#### What the task requires
Check every line of the entries for the string "CDSWin" and return the ones that contain it.

** Opening Data excerpts block **

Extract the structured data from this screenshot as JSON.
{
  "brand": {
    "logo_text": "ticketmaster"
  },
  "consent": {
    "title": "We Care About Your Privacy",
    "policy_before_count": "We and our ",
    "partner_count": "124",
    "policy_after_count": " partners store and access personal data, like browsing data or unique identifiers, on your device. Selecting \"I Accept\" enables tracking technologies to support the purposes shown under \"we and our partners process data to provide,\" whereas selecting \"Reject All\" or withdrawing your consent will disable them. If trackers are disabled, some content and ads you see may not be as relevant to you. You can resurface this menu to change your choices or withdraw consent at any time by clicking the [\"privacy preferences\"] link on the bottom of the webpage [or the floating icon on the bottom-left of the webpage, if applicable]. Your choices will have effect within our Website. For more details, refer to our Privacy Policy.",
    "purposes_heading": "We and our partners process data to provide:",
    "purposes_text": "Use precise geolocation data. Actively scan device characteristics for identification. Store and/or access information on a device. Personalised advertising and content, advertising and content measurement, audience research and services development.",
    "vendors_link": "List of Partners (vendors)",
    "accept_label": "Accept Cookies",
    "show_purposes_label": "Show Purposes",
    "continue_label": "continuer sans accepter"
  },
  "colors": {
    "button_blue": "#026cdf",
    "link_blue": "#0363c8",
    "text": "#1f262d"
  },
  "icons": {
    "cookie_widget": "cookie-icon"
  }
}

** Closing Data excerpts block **
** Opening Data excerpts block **

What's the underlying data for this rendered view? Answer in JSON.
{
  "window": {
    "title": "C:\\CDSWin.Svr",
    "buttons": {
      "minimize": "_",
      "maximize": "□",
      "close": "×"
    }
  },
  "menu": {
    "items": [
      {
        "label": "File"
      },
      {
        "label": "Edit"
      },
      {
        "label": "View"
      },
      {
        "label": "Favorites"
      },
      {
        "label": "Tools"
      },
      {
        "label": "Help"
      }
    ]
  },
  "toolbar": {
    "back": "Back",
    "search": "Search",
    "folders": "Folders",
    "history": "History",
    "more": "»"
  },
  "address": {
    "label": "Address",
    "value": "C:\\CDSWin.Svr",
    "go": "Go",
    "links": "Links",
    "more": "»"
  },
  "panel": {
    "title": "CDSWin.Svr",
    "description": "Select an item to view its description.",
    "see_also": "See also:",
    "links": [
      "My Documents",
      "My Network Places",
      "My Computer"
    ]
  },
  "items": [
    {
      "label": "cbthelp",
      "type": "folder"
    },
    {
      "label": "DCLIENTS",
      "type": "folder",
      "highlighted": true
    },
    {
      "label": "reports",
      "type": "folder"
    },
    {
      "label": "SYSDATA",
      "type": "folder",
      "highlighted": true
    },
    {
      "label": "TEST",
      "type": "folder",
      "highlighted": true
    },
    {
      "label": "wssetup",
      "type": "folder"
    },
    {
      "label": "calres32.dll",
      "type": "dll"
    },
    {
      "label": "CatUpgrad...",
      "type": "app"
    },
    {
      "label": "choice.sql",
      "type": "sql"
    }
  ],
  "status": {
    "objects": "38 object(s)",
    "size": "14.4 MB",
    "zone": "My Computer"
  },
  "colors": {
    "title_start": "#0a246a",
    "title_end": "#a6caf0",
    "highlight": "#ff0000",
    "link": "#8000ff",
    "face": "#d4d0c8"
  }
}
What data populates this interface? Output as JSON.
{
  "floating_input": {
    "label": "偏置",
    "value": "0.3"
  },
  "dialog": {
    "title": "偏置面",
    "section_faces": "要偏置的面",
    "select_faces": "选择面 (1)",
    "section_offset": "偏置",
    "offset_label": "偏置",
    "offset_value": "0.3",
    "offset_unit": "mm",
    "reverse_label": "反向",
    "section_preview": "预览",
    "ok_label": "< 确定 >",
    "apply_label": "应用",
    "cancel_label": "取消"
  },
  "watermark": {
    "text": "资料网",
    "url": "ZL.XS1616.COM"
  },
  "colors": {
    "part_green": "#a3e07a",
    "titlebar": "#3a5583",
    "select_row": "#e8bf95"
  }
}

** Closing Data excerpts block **

#### Answer space
    "title": "C:\\CDSWin.Svr",
    "value": "C:\\CDSWin.Svr",
    "title": "CDSWin.Svr",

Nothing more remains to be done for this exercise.